What is Stage 4 Load Shedding?
Power utilities may implement Stage 4 Load Shedding when electricity demand exceeds the available supply. This can occur when an energy generating station is out of operation, or unexpected breakdowns at other stations result in a shortage of power supply. It is also known as a ‘power outage’ and is used to prevent a complete system blackout. As a result, Eskom, which is South Africa’s largest electricity supplier, will often turn off portions of the national grid to save power and avoid an overload on their electrical systems.
Stage 4 Load Shedding can be felt by citizens across South Africa as it involves reducing energy consumption in multiple geographical areas simultaneously. This means that load shedding can last for different durations according to which area it is being implemented in i.e., cities, townships, or rural areas could have different times allocated for power interruptions due to load shedding. Generally speaking however, stage 4 Load Shedding involves rotational power disruptions with each blackout lasting up to three hours at a time and occurring randomly throughout the day until all allocated demand has been reduced and the need for Stage 4 Load shedding disappears. During this time, life carrying on as normal may seem like an impossible task and many individuals are left feeling overwhelmed by what they should do before the lights come back on again.

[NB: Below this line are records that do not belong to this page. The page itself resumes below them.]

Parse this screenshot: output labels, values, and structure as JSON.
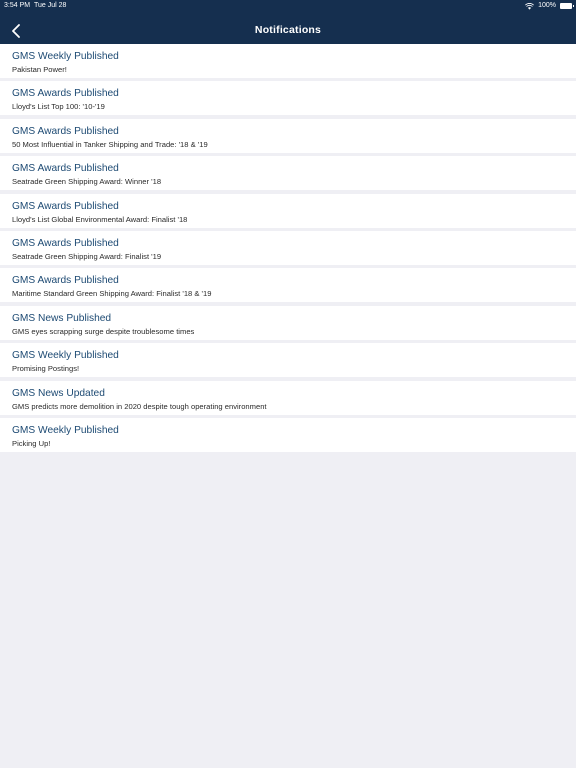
{
  "status_bar": {
    "time": "3:54 PM",
    "date": "Tue Jul 28",
    "battery": "100%"
  },
  "header": {
    "title": "Notifications",
    "back_icon": "chevron-left-icon"
  },
  "colors": {
    "header_bg": "#152f4f",
    "title_text": "#1d4a73",
    "page_bg": "#efeff4"
  },
  "notifications": [
    {
      "title": "GMS Weekly Published",
      "subtitle": "Pakistan Power!"
    },
    {
      "title": "GMS Awards Published",
      "subtitle": "Lloyd's List Top 100:  '10-'19"
    },
    {
      "title": "GMS Awards Published",
      "subtitle": "50 Most Influential in Tanker Shipping and Trade: '18 & '19"
    },
    {
      "title": "GMS Awards Published",
      "subtitle": "Seatrade Green Shipping Award: Winner '18"
    },
    {
      "title": "GMS Awards Published",
      "subtitle": "Lloyd's List Global Environmental Award: Finalist '18"
    },
    {
      "title": "GMS Awards Published",
      "subtitle": "Seatrade Green Shipping Award: Finalist '19"
    },
    {
      "title": "GMS Awards Published",
      "subtitle": "Maritime Standard Green Shipping Award: Finalist '18 & '19"
    },
    {
      "title": "GMS News Published",
      "subtitle": "GMS eyes scrapping surge despite troublesome times"
    },
    {
      "title": "GMS Weekly Published",
      "subtitle": "Promising Postings!"
    },
    {
      "title": "GMS News Updated",
      "subtitle": "GMS predicts more demolition in 2020 despite tough operating environment"
    },
    {
      "title": "GMS Weekly Published",
      "subtitle": "Picking Up!"
    }
  ]
}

Understanding the Length of Stage 4 Load Shedding
Stage 4 load shedding can be a stressful experience. The duration will depend upon the energy demand of the country, and move on predetermined schedules. Usually, it stretches for two to three hours and sometimes even up to four or five hours in particularly dire cases.
The primary purpose of load shedding is to bridge the gap between supply and demand of electricity. With most electricity distribution companies already facing deficits, cutting off non-essential usage helps them balance the budget more easily.
Noisy power generators are routinely used in industrial areas to prevent unnecessary shutting down of industries during critical times. By doing so, electricity usage can remain well within limits during peak traffic periods. This allows more reliable and sustained electricity delivery throughout South Africa during load shedding Stage 4 blocks as well as other lower stages of load shedding.
When Stage 4 load shedding begins for South Africans, many take proactive steps to protect their essential utilities from being shut down or unexpectedly impaired. As such, households may invest in GPU or generator units that kick-in whenever any kind of malfunction or outage occurs. Not only do they work when regular electricity falls short, but they offer much lower outflows on utility bills too!
With clear signals prior to each round of Stage 4 load shedding coming through media outlets like radio and television announcements, emergency kits are also mounted with contingency plans tailored for unforeseen situations. The emergency lighting sets switch on automatically in the case of power cuts so that security alarms don’t go off unexpectedly due to a sudden blackout caused by load shedding . Additionally, many households store food items which don’t require refrigeration such as canned foods and frozen meals while relying on firewood or gas cookers instead of electric hobs when power goes out during Stage 4 shed loads blocks to ensure safety measures are met safely at all levels.
Strategies for Reducing the Impact of Stage 4 Load Shedding
Stage 4 load shedding is typically a far more serious event than either Stage 1, Stage 2 or Stage 3 Load Shedding. South Africa’s national power supplier, Eskom, initiates Stage 4 load shedding when there are not enough reserves to prevent a blackout from taking place. Unfortunately, this can result in power outages for longer periods and with less warning than ever before.
In order to reduce the impact of Stage 4 load shedding on home and business operations, the following strategies should be implemented:
(1) Emergency backups: Generators or Solar Assets – It is critical to have an emergency backup plan in place for when Western Cape electricity experience long power cuts due to Stage 4 Load Shedding. Investing in either a stand-alone generator or going solar can help provide more reliable power during these extended power outages. Depending on the situation, either of these solutions may be worth considering as they both offer alternative methods of producing electricity that will not be affected by Eskom’s grid failures.
(2) Contingency Planning – Developing a list of simple steps that can be taken if the cut-off lasts too long is essential during stage four load shedding. Such plans should include important tasks like putting water tanks into use, conserving water and keeping food items adequately stored so they do not go stale. As well as checking up on care recipients or medical support equipment which may require alternative energy sources in order to stay online without interruption.
(3) Long Term Solutions – Implementing an alternative off-the-grid source of energy might also prove helpful in times such as these where stage four load shedding is being experienced widely across South Africa areas experiencing blackouts regularly. Such solutions could range from smart thermostats that automatically conserve electricity when usage rises beyond peak times; solar photovoltaic systems that generate renewable energy throughout the day; or even going off-grid entirely with battery storage solutionsinstalled serparately from the main grid supply line. All of which would allow for uninterrupted access to energy – no matter what time it is or how long Eskom chooses to shut down part of its network for maintenance purposes!